While government incentives are contributing to an increase in some purchases, Chinese consumption (and that of other emerging economies) may find it very difficult to pick up the slack from a U.S. consumer that is spending less. However, Chinese fiscal stimulus does seem to be doing more to potentially boost domestic demand. Yet the effect of some of these incentives could diminish over time and there is of course a risk that Chinese production could add to global overcapacities in the absence of an increase in domestic demand.

In the Wilson Quarterly, Michael Pettis argues that whether or not the Chinese start consuming more, their savings rate will drop from the 50% marked in 2007. Either Chinese policies will contribute to more private consumption or the reduction in global demand will lead to reduced growth, limiting savings.

So what would be the package of consumption-led growth?

Eswar Prasad details how China and other Asian savers might rebalance their domestic economy through removal of the policies that suppressed domestic demand. These are largely long-term in nature including the development of China’s capital market to increase the return on domestic assets and patching holes in the social safety net.

The massive credit extension in China, which rebounded in June 2009 after slowing slightly in April and May suggests that the cost of capital in China remains well below global costs.
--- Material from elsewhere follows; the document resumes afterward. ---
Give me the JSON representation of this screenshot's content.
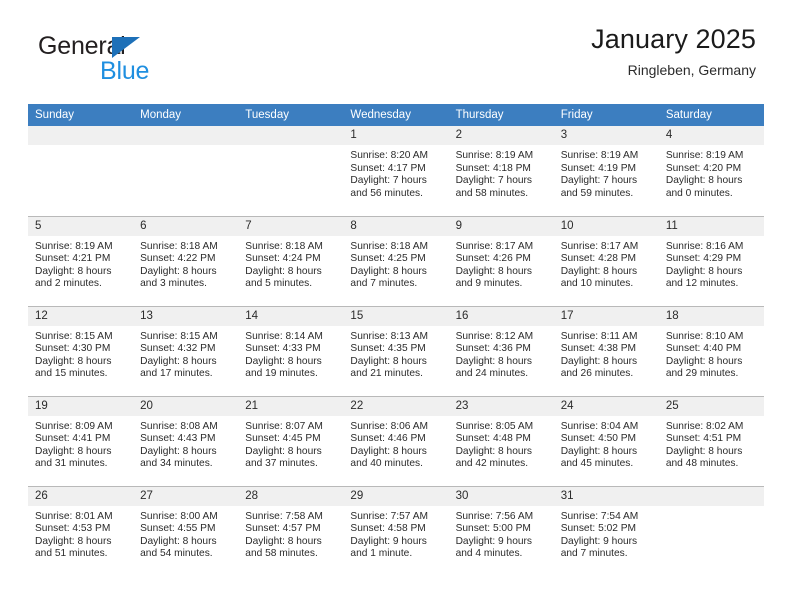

This distortion raises the risk that non-economic projects are being financed to meet bank quotas. Thus there is a risk that even as Chinese officials try to take some steps to support domestic demand, other policies might add to the misallocation of capital, contribute to asset bubbles (especially property). Meanwhile, some Chinese investors are worried about future inflation. The blunt policy tools continue to be hard to manage.

The raft of Chinese data to be released over the next few days may give us some more clues as to the trajectory and possible risks ahead